Terminology

Functional Group
A bond or an atom or a group of atoms that determine(s) the physical and chemical properties of a group of organic compounds.

examples
  1. single bonds
  2. double bonds
  3. triple bonds
  4. haloalkane
  5. hydroxyl group
  6. carboxylic group
  7. ester group
  8. aldehyde group
  9. ketone group

Hydrocarbon
organics compound consisting only of hydrogen and carbon atoms


Saturated
Compounds in which there are no multiple bonds between C atoms in their hydrocarbon chains.
i.e. there are only single bonds between the carbon atoms


Unsaturated
Compounds with one or more multiple bonds between C atoms in their hydrocarbon chains.
i.e. organics compound consisting of double or triple bonds between the carbon atoms.


General Formula
the general ratio of elements in a compound.
example: CnH2n+2
Click to find out more.


Homologous Series
A series of organic compounds that can be described by the same general formula OR in which one member differs from the next with a CH2 group. Also called family, or class.

examples

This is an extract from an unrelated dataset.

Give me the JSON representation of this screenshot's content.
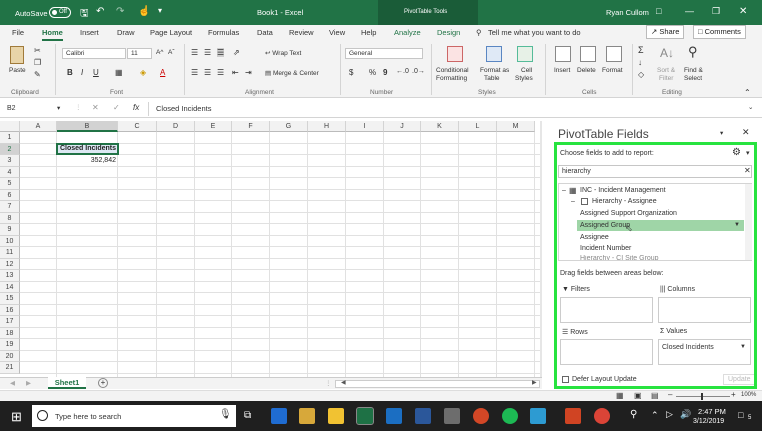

  1. alkanes
  2. alkenes
  3. alkynes
  4. halo-alkanes
  5. alcohols
  6. carboxylic acids
  7. esters
  8. aldehydes
  9. ketones


Molecular Formula
A chemical formula that indicates the type of atoms and the correct number of each atom in a molecule.
i.e. actual number of elements in a compound
example: C2H6


Empirical Formula
this is the simplest ratio of elements in a compound
molecular C2H6
empirical CH3.
The numbers were brought to the the smallest form by dividing by 2


Structural Formula
A structural formula of a compound shows which atoms are attached to which within the molecule. Atoms are represented by their chemical symbols and lines are used to represent ALL the bonds that hold the atoms together.


Condensed Formula
This notation shows the way in which atoms are bonded together in the molecule, but DOES NOT SHOW ALL bond lines.


Structural Isomers
(3 types)
Click to find out more.

These are compounds that have the same molecular formula, but different structural formulae
If we say that TWO compounds are structural isomers, then they have exactly the same number and type of individual atoms, but are arranged into different structures.
Obviously they would have different names.


Dienes
conjugated dienes: two double bonds separated by a single bond
isolated diens: one or more saturated carbons atoms between two double bonds
cumulated dienes: two double bonds formed to one carbon atom

Copyright © V. Gokal
academic@afrihost.co.za